You have chosen u = x and v = y. This is just like a problem you posted earlier. Draw a picture of the slanted plane in the first octant and use the triangle in the xy plane for your limits.

[Edit, added] One thing that may be causing you confusion is the use of $u,v$ parameters when they are unnecessary. You usually use those when there is a reason to change coordinate systems. In a problem like this, $x$ and $y$ are natural parameters and there is no need to use $u$ and $v$. Just let $x=x,~y=y,~z= 2-2x-y$ and$$r(x,y)=\langle x,y,2-2x-y\rangle$$and look in the $xy$ plane for the limits.

Last edited: Nov 19, 2014
3. Nov 19, 2014

### galaxy_twirl

Oh dear! Haha. I didn't realise that this question is similar to the one I have asked earlier. I am currently focusing on past year papers as my Maths exam is just 2 days away. Sigh~ I find that I always have a problem visualising the domain... because I didn't know the domain was a triangle until you told me above and after doing some look-up on Google. >< Sheesh. :(

I will take note of what you have said and try again. :) I will post back here again!

4. Nov 19, 2014

### Zondrina

A linear equation in three variables represents a plane.

The given equation $z = 2 - 2x - y$ is a plane. Another example would be $x + y - z = 1 \Rightarrow z = x + y - 1$.

If you want to have an easier time visualizing, then you can easily solve for the intersections. Consider the points $(x, 0, 0), (0, y, 0), (0, 0, z)$ for the plane equation in your problem.

Choosing the point $(x, 0, 0)$, you would get $z = 2 - 2x - y \Rightarrow x = 1$. In a similar fashion you would get $y = 2$ and $z = 2$. Plotting these solutions on a 3D graph and connecting the dots will give you a nice visual of the plane.

This will also help you visualize the projection of the plane onto the x-y plane.

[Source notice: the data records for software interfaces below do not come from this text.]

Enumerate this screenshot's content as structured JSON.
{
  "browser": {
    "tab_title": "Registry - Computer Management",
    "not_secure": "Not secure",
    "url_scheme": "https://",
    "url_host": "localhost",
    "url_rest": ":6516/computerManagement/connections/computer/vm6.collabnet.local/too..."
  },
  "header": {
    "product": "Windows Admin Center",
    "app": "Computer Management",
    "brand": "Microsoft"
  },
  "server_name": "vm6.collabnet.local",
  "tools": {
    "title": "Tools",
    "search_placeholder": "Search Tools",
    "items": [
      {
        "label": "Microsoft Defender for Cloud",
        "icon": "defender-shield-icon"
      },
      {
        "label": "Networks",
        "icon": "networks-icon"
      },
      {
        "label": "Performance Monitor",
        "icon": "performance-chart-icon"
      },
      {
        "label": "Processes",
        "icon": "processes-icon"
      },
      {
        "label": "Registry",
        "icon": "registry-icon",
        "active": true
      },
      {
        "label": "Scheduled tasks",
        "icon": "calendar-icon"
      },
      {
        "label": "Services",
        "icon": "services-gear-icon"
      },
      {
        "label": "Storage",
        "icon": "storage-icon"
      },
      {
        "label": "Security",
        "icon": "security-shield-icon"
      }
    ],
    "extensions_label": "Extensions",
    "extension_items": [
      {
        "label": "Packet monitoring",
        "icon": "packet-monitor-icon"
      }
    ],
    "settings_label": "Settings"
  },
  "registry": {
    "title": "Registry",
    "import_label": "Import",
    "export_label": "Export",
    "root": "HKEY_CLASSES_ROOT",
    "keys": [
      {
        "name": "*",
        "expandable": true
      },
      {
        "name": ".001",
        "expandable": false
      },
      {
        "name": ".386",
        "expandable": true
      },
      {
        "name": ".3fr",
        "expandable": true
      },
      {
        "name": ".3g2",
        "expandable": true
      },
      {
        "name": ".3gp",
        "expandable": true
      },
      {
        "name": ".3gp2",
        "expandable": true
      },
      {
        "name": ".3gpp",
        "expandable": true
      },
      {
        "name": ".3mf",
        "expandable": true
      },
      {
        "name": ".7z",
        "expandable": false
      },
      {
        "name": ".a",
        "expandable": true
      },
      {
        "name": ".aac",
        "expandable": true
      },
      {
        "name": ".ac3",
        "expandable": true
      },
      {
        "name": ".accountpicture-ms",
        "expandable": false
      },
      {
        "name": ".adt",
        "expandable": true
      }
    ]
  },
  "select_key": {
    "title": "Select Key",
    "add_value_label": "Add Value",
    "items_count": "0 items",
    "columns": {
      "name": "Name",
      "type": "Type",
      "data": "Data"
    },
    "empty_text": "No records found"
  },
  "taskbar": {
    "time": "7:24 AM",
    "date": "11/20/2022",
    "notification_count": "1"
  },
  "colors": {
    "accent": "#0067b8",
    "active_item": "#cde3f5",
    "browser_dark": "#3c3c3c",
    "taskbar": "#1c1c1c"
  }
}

Drawing this projection in the x-y plane will give you your limits for integrals.

5. Nov 20, 2014

### galaxy_twirl

I see. Thank you. My teacher changes them to r(u,v) for the chapter of surface integrals, hence I would always change it to r(u,v), though I don't know why my teacher uses the u,v coordinate system. I think I should ask him some day. Haha.

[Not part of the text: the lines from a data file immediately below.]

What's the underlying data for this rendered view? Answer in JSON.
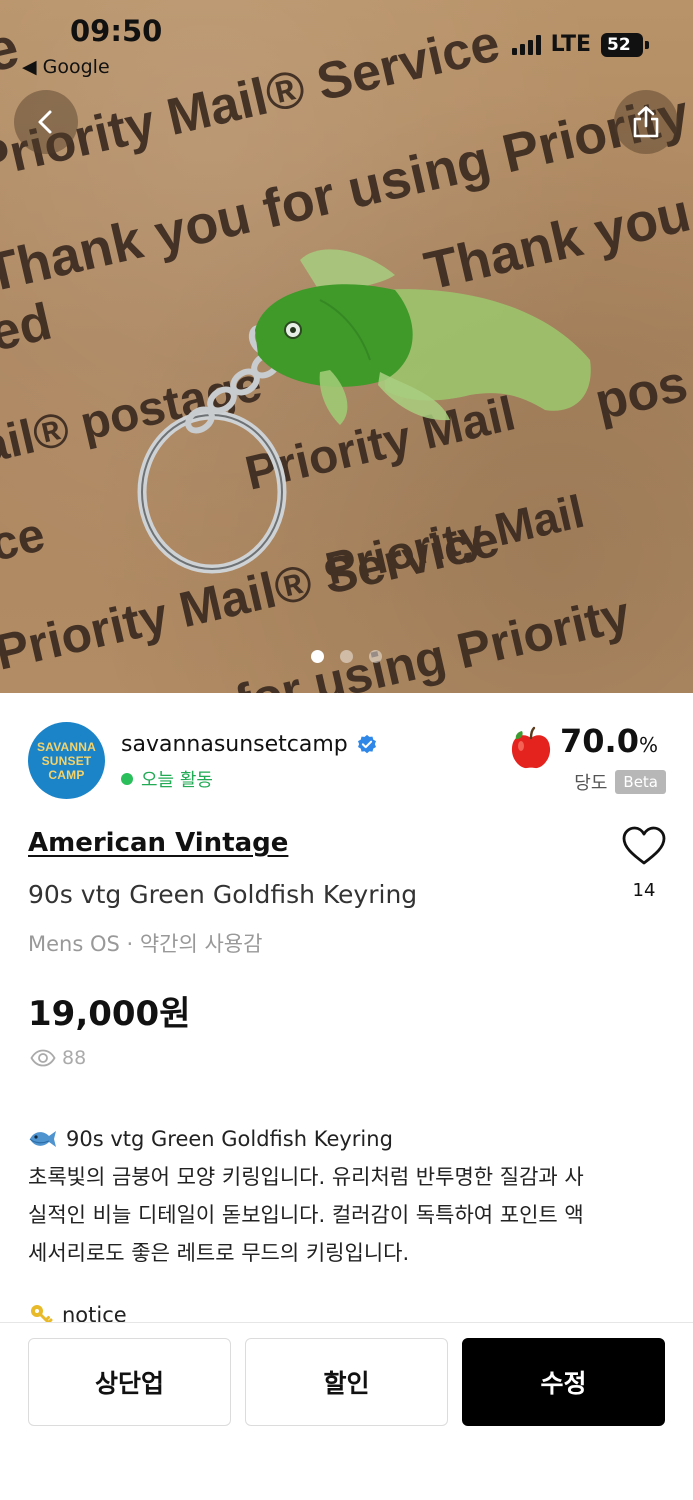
{
  "status_bar": {
    "time": "09:50",
    "back_app": "◀ Google",
    "network": "LTE",
    "battery": "52"
  },
  "photo": {
    "box_text": {
      "line1": "Priority Mail® Service",
      "line2": "Thank you for using Priority",
      "line3": "Thank you",
      "line4": "ed",
      "line5": "ail® postage",
      "line6": "Priority Mail",
      "line7": "pos",
      "line8": "ce",
      "line9": "Priority Mail® Service",
      "line10": "Priority Mail® Service",
      "line11": "Priority Mail",
      "line12": "for using Priority",
      "line13": "e"
    },
    "page_indicator": {
      "total": 3,
      "current": 1
    }
  },
  "seller": {
    "logo_line1": "SAVANNA",
    "logo_line2": "SUNSET",
    "logo_line3": "CAMP",
    "name": "savannasunsetcamp",
    "activity": "오늘 활동",
    "sweetness_value": "70.0",
    "sweetness_unit": "%",
    "sweetness_label": "당도",
    "beta": "Beta"
  },
  "product": {
    "brand": "American Vintage",
    "title": "90s vtg Green Goldfish Keyring",
    "meta": "Mens OS · 약간의 사용감",
    "price": "19,000원",
    "views": "88",
    "likes": "14"
  },
  "description": {
    "heading": "90s vtg Green Goldfish Keyring",
    "line1": "초록빛의 금붕어 모양 키링입니다. 유리처럼 반투명한 질감과 사",
    "line2": "실적인 비늘 디테일이 돋보입니다. 컬러감이 독특하여 포인트 액",
    "line3": "세서리로도 좋은 레트로 무드의 키링입니다.",
    "notice": "notice"
  },
  "actions": {
    "bump": "상단업",
    "discount": "할인",
    "edit": "수정"
  },
  "colors": {
    "accent_black": "#000000",
    "activity_green": "#2bbf5c",
    "verified_blue": "#2f88e8",
    "apple_red": "#e4231e"
  }
}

Ah yes, I got the triangle in the xy-plane as shown below:

Just wondering, how can I be very sure that I have placed the limits on my ∫ ∫ correctly? My integral equation is below:

Thank you! :)

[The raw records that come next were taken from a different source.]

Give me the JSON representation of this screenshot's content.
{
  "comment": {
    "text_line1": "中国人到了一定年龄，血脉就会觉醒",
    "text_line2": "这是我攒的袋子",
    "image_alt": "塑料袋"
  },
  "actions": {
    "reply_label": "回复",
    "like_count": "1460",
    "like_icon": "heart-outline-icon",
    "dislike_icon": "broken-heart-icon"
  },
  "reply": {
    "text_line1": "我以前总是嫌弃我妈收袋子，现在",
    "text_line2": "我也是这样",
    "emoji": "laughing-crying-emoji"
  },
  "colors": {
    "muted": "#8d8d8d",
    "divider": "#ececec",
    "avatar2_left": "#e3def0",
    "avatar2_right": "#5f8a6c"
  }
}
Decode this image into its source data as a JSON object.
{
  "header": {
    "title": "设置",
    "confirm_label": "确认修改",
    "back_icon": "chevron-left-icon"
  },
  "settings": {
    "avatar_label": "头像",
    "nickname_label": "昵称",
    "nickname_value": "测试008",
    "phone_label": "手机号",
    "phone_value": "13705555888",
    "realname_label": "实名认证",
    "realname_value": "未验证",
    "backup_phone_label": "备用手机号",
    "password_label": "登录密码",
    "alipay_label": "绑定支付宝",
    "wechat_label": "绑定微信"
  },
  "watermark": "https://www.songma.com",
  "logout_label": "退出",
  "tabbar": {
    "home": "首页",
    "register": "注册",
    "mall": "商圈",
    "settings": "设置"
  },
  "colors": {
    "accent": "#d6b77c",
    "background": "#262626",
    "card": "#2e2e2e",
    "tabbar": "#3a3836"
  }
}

Last edited: Nov 20, 2014
6. Nov 20, 2014

### galaxy_twirl

Thanks, Zondrina! Your method is really effective! :DI think I can now at least find the intersection points of the lines on the x-y-z axes, though I feel it can be quite difficult to plot/sketch/draw a 3D figure on a 2D piece of paper.

7. Nov 20, 2014

### LCKurtz

Your limits are OK but I think you have u and v exchanged in the integrand. Another reason not to use u and v unnecessarily.

8. Nov 20, 2014

### galaxy_twirl

I tried integrating the above and I got the same answer as my teacher, who did it in another way:

Hence, I think both methods work (or is this my method a 'fluke'? Haha.) Thanks. :)

9. Nov 20, 2014

### LCKurtz

No you didn't. In post #7 you wrote the integrand as $u-v+2$, which has the $u$ and $v$ switched as I said. Below you have the correct integrand.

10. Nov 20, 2014

### galaxy_twirl

I see. Haha. I think I misinterpreted your intended message. Sorry. Thanks for all your help! :D